Emergency room personnel administered the clot-busting drug in time and she survived without disability. When we talked later, she said she didn't even remember arriving at the studio, but was so grateful I did something because she had planned to leave the studio, pick up her 4-year-old granddaughter and drive to Michigan to visit family. She was clearly shaken that she might have put her granddaughter in harms way.
At the time, however, she fought me on calling the paramedics. Everyone does. There is this awful feeling of being a bother, disrupting others' plans, etc. that keeps us from calling for help immediately. Do you know that your people want you to live? No matter what, they want you to live.
About ten years ago, I was cleaning the house and bent over to open a night table drawer. My back went out completely and I went down to the floor. I could not move, stand or anything and I was on the 2nd floor. My cell phone was on the 1st floor and I don't have a home phone. I laid there for about two hours before I was finally able to crawl down the steps, find my phone and call 911. I'll never forget because I had a tank top on, no bra, and these horrible shorts. It was summer and I was cleaning! But all I could think of was my butt cheeks hanging out of my shorts. When the squad got there, they were so helpful and professional. They always are.

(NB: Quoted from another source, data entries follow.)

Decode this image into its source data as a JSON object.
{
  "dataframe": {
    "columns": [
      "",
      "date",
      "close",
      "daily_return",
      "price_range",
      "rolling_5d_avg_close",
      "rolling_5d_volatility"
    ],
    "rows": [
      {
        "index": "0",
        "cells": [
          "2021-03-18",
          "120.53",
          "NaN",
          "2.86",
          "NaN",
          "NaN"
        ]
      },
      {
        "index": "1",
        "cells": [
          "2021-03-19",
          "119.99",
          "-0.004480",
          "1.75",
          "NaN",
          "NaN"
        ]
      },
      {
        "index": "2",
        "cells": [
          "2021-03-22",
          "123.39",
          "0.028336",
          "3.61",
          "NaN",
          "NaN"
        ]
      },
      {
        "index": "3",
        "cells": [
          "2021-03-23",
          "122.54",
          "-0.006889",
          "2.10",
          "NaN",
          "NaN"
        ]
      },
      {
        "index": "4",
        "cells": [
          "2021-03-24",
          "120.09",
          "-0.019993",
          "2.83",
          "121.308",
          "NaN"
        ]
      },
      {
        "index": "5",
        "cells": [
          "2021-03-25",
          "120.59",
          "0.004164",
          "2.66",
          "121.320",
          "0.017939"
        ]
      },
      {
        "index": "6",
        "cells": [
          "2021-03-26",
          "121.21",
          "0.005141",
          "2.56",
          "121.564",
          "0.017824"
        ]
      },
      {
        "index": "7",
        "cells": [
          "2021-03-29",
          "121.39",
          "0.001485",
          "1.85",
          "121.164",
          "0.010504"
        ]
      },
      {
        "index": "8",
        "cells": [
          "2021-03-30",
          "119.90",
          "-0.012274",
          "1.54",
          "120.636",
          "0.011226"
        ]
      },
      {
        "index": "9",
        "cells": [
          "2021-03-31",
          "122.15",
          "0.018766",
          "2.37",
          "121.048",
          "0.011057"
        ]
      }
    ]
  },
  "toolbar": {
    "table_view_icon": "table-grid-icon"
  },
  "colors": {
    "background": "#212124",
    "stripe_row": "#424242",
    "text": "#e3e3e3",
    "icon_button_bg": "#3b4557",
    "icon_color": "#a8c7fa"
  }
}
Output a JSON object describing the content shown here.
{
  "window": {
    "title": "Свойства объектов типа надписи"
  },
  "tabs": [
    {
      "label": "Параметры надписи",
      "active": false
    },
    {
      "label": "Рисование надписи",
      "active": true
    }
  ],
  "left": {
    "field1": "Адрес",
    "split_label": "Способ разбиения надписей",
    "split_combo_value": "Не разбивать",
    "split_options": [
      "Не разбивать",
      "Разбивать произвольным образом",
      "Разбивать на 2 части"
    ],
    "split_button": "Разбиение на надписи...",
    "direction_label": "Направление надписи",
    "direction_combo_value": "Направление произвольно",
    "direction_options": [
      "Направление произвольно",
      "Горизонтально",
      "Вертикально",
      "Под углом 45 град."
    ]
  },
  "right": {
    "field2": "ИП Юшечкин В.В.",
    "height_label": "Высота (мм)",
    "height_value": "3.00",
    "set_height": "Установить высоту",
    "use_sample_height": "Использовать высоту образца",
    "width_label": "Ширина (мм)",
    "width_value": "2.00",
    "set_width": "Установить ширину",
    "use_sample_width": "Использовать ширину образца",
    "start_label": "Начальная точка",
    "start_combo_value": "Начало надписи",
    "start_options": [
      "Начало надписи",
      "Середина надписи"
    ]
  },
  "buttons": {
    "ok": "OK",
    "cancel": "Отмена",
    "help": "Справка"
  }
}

I'm lucky that it wasn't a life-threatening situation. But it could be someday. I am here alone. If I hesitate, even though my instinct is telling me I might be having a heart issue or a stroke, it could mean my life. I want to have the strength and courage to call and ask for help, even if I am wrong and it's actually heart burn, gas, or anxiety.
Why is it so difficult to ask for help? Why do we tend to wait until it is too late? Why is our mantra, "I'm fine. I'm fine. I'm fine." Even when we're not. Even when it puts our life at risk?
Is it pride? Denial? According to my research, the main reason people do not ask for help right away is fear of looking silly. It is called Treatment-Seeking Delay and it is terribly common. The study I read stated that the average person in mid-heart attack will wait four hours before getting help, and even then may be too embarrassed to call. IN MID-HEART ATTACK. (Turns out my dad was normal.)
Here's the deal. If you work out at Clear Rock Fitness, or are anywhere in my realm, I will call the squad the moment I see anything out of whack. ANYTHING. And you might be embarrassed, and pissed off at me. You might feel silly. That's fine. Argue all you want. Fight me on it all you want. As long as you are here to laugh with me about it later.
I expect the same of you. If I don't seem right, call the squad! I want my life saved if it's possible. The absolute last thing I ever want my loved ones to have to live with is, "If only we had called for help sooner." I've lived with that sentence stuck in the middle of my head for most of my life. I am finally free from that burden of responsibility and guilt, but it took a long time and a lot of work.
This is rock solid empowerment. Asking for help isn't weakness, or being silly, it's being wise and honoring your life! Take radical responsibility. Ask for help the moment you need it. Teach the women (and men) around you to do the same. Break the cycle of shame and embarrassment and allow for truth and vulnerability in all circumstances. Life is precious and messy and imperfect and incredible. YOU are precious and messy and imperfect and incredible. Don't let anything stand in the way of the life you were meant to live.